##### Information supplied #####

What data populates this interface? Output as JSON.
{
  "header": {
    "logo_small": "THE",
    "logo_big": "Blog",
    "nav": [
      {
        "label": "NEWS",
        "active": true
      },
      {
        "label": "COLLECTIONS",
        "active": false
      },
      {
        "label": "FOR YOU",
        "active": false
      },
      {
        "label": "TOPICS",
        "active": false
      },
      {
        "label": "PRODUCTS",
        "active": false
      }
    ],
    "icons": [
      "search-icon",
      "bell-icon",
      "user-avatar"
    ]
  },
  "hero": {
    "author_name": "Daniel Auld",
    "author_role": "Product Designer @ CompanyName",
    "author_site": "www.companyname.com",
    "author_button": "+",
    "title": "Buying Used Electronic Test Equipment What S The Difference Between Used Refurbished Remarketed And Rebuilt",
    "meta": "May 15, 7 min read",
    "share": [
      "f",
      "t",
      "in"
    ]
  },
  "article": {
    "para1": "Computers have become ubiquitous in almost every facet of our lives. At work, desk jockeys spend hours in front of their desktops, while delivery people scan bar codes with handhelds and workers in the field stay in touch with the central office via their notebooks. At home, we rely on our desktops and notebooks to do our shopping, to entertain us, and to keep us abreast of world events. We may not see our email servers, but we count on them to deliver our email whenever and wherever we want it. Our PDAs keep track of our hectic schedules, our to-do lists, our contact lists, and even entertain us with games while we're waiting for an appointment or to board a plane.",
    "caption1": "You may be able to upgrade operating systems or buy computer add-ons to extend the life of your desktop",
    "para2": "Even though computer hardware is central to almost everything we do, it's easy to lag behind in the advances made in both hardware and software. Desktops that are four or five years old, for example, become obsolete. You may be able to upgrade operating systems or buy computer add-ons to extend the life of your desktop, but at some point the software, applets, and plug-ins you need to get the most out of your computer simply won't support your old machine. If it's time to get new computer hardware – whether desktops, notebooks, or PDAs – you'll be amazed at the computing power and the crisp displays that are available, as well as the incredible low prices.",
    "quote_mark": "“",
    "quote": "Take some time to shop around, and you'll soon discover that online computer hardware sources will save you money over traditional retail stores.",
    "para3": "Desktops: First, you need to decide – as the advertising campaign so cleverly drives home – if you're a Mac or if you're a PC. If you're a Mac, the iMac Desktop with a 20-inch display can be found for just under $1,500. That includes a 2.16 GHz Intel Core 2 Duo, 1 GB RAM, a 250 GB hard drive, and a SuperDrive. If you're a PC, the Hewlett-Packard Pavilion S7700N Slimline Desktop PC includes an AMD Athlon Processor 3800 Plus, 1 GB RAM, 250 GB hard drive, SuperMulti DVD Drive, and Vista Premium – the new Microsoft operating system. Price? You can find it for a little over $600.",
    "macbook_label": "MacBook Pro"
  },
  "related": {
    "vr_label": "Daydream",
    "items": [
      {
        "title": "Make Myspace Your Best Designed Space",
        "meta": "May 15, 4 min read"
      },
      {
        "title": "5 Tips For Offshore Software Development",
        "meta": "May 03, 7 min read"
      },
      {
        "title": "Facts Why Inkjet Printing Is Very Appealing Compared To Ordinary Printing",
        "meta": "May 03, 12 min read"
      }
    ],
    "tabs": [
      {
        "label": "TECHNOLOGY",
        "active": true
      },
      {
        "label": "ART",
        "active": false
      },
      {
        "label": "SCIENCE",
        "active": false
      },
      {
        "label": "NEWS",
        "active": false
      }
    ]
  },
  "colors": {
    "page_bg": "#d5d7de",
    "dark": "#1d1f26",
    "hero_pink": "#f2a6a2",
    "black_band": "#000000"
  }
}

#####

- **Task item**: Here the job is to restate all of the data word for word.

- **Task answer**:
What data populates this interface? Output as JSON.
{
  "header": {
    "logo_small": "THE",
    "logo_big": "Blog",
    "nav": [
      {
        "label": "NEWS",
        "active": true
      },
      {
        "label": "COLLECTIONS",
        "active": false
      },
      {
        "label": "FOR YOU",
        "active": false
      },
      {
        "label": "TOPICS",
        "active": false
      },
      {
        "label": "PRODUCTS",
        "active": false
      }
    ],
    "icons": [
      "search-icon",
      "bell-icon",
      "user-avatar"
    ]
  },
  "hero": {
    "author_name": "Daniel Auld",
    "author_role": "Product Designer @ CompanyName",
    "author_site": "www.companyname.com",
    "author_button": "+",
    "title": "Buying Used Electronic Test Equipment What S The Difference Between Used Refurbished Remarketed And Rebuilt",
    "meta": "May 15, 7 min read",
    "share": [
      "f",
      "t",
      "in"
    ]
  },
  "article": {
    "para1": "Computers have become ubiquitous in almost every facet of our lives. At work, desk jockeys spend hours in front of their desktops, while delivery people scan bar codes with handhelds and workers in the field stay in touch with the central office via their notebooks. At home, we rely on our desktops and notebooks to do our shopping, to entertain us, and to keep us abreast of world events. We may not see our email servers, but we count on them to deliver our email whenever and wherever we want it. Our PDAs keep track of our hectic schedules, our to-do lists, our contact lists, and even entertain us with games while we're waiting for an appointment or to board a plane.",
    "caption1": "You may be able to upgrade operating systems or buy computer add-ons to extend the life of your desktop",
    "para2": "Even though computer hardware is central to almost everything we do, it's easy to lag behind in the advances made in both hardware and software. Desktops that are four or five years old, for example, become obsolete. You may be able to upgrade operating systems or buy computer add-ons to extend the life of your desktop, but at some point the software, applets, and plug-ins you need to get the most out of your computer simply won't support your old machine. If it's time to get new computer hardware – whether desktops, notebooks, or PDAs – you'll be amazed at the computing power and the crisp displays that are available, as well as the incredible low prices.",
    "quote_mark": "“",
    "quote": "Take some time to shop around, and you'll soon discover that online computer hardware sources will save you money over traditional retail stores.",
    "para3": "Desktops: First, you need to decide – as the advertising campaign so cleverly drives home – if you're a Mac or if you're a PC. If you're a Mac, the iMac Desktop with a 20-inch display can be found for just under $1,500. That includes a 2.16 GHz Intel Core 2 Duo, 1 GB RAM, a 250 GB hard drive, and a SuperDrive. If you're a PC, the Hewlett-Packard Pavilion S7700N Slimline Desktop PC includes an AMD Athlon Processor 3800 Plus, 1 GB RAM, 250 GB hard drive, SuperMulti DVD Drive, and Vista Premium – the new Microsoft operating system. Price? You can find it for a little over $600.",
    "macbook_label": "MacBook Pro"
  },
  "related": {
    "vr_label": "Daydream",
    "items": [
      {
        "title": "Make Myspace Your Best Designed Space",
        "meta": "May 15, 4 min read"
      },
      {
        "title": "5 Tips For Offshore Software Development",
        "meta": "May 03, 7 min read"
      },
      {
        "title": "Facts Why Inkjet Printing Is Very Appealing Compared To Ordinary Printing",
        "meta": "May 03, 12 min read"
      }
    ],
    "tabs": [
      {
        "label": "TECHNOLOGY",
        "active": true
      },
      {
        "label": "ART",
        "active": false
      },
      {
        "label": "SCIENCE",
        "active": false
      },
      {
        "label": "NEWS",
        "active": false
      }
    ]
  },
  "colors": {
    "page_bg": "#d5d7de",
    "dark": "#1d1f26",
    "hero_pink": "#f2a6a2",
    "black_band": "#000000"
  }
}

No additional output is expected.